fyi [links, nov 2016]

Some more or less recent stuff, focussed on GIFs. Or other web animations. Or something else loosely connected to that.

There will be a conference about “The New Imageries of GIF Culture”, 24 – 25 November 2016 in Bologna. I know this is on very short notice, but I also just read about it a week or so ago. Luckily, the organisers will provide live streaming of the presentations. If you can’t get enough of GIF research, check out their bibliography.

GIFilter“ is a university project that analysed the main GIF design paradigms and presents the outcome with a poster series.

As neural networks lately are applied to, well, everything, it was only a matter of time until someone develops a GIF search engine on the basis of deep learning and here it is: DeepGIF.

Tom Moody comments on a GIF animation history article and points out a crucial point about Giphy that I can very much relate to:
”Once GIFs have a reliable central location where they can be created, stored, and tweaked, people will stop saving them to their individual devices. Then, the GIF as a free-floating entity will finally shrivel up and die — there will only be Giphy.“

Vine is shutting down. Here we see what could happen to any proprietary piece of software – no matter how popular or important for web culture, it can be discontinued at any time. GIFs however, are not bound to a certain service (yet – despite all the effort Giphy is putting into its GIF domination;) so their fortune mainly depends on the users themselves.

And finally here are three academic papers about GIFs, the latter two of which I haven’t had the time to read entirely yet. But I’m sure that you are able to comprehend them yourselves:)

Gürsimsek, Ödül Akyapi (2016): ”Animated GIFs as vernacular graphic design: producing Tumblr blogs
The author focusses on GIFs related to the series ”Lost“ and how they are appropriated by Tumblr users. She draws some interesting conclusions, including a handy definition of GIF literacy: “GIF literacy is the ability to remediate televisual performance into social cues to be used in vernacular digital communication. This is coupled with the literacy of using image editing software.” (p.347)

Chiarini, Alessandra (2016): ”The Multiplicity of the Loop: The Dialectics of Stillness and Movement in the Cinemagraph

Gygli, Michael; Soleymani, Mohammad (2016): ”Analyzing and Predicting GIF Interestingness

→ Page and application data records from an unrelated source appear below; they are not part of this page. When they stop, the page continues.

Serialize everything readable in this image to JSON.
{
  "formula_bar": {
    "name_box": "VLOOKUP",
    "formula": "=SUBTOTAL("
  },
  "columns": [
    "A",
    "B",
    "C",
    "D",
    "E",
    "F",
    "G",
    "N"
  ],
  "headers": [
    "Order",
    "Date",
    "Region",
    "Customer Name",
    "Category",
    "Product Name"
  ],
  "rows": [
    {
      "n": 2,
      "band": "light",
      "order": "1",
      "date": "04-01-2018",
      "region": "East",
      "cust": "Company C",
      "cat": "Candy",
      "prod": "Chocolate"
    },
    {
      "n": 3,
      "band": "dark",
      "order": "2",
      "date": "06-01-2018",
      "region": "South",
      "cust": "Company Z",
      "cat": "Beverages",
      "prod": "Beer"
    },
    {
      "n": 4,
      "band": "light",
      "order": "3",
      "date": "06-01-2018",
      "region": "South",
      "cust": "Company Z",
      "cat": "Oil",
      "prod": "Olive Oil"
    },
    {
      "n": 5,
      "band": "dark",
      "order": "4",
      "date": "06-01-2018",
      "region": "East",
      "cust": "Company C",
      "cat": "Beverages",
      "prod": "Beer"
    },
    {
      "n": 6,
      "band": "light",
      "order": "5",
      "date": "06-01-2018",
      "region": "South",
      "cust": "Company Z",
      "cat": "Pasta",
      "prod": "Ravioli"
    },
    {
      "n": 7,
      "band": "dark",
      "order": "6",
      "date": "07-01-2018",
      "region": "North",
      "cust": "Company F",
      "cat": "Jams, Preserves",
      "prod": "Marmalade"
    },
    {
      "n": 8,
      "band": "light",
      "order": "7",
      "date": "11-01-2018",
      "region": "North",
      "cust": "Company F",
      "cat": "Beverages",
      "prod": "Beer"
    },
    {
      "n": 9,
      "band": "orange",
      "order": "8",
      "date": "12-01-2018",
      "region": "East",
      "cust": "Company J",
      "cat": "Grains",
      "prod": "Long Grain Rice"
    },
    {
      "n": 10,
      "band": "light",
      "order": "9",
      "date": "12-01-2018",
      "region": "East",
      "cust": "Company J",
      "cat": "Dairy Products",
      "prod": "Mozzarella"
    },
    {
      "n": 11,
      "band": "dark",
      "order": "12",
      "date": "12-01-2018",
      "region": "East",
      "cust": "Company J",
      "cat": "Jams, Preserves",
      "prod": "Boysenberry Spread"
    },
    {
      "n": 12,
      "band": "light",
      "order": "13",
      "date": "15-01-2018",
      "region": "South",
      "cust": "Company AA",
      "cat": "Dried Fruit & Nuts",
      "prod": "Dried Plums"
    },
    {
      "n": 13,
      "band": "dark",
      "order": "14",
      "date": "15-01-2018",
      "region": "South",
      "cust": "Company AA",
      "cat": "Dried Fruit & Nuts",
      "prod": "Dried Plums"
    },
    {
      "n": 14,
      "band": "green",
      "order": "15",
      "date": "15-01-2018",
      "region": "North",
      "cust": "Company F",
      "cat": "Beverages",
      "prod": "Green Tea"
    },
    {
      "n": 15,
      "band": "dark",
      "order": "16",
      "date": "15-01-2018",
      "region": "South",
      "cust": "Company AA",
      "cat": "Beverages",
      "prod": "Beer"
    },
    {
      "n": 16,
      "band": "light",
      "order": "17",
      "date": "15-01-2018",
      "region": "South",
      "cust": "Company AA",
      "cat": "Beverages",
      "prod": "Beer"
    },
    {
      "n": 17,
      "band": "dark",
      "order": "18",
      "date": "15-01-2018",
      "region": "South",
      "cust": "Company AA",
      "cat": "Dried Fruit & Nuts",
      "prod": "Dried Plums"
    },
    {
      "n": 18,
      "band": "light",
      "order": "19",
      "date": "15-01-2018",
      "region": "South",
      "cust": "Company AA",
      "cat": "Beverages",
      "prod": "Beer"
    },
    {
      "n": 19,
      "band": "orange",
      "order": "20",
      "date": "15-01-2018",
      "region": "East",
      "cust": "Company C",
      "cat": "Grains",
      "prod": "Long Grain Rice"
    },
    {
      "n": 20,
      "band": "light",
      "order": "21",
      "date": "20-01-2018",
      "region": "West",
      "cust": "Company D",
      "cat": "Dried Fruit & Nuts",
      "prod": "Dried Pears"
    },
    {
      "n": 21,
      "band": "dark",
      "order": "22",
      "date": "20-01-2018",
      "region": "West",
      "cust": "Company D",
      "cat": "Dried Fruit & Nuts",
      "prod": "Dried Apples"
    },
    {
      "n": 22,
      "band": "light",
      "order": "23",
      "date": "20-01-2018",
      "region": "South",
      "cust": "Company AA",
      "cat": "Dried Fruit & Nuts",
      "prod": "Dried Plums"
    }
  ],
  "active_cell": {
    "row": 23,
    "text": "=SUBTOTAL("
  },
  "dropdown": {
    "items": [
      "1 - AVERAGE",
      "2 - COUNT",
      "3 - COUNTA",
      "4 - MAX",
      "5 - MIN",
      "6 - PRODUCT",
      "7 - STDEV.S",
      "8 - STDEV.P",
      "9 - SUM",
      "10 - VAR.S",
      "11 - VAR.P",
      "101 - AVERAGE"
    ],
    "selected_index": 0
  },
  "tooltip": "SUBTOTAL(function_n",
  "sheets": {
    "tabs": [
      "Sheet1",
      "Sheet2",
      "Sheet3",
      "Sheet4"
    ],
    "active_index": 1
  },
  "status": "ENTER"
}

fyi [links, apr 2016]

Some more or less recent stuff, focussed on GIFs. Or other web animations. Or something else loosely connected to that.

A short report on Google’s April Fool’s ”Feature“ which completely went wrong. Why am I linking this? Because by clicking ”Send and Mic Drop“ Google Mail users could end a conversation by sending a Minion Mic Drop GIF – and apparently someone lost their job because of using this accidentally.

Recently, everyone and their grandma is talking about AI, especially after the AlphaGo vs. Lee Go game. Consequently, a pair of artists used a neural network to alter stereoscopic GIFs (wigglegrams) into colourful, trippy versions. They experimented with different art styles to observe how well these play along with the stereoscopic effect.

A GIF of a crucifix machine came across me several times during the last week or so and it was made as part of a master thesis art project. You can watch this and other animations here.

Remember FLIF, another approach for a new lossless image file format with some nice ideas for animation? Here you can read an interview with one of its creators.


A few days ago, the online exhibition ”Geographically Indeterminate Fantasies: The Animated GIF as Place“ was launched. Art F City has some thoughts about it and here you can read a curatorial statement.

And I totally missed the event ”What We Talk About When We Talk About GIFs: Visual Culture and Social Media“, organised by NYU Center for the Humanities. Luckily, all of the presentations can be watched on YouTube.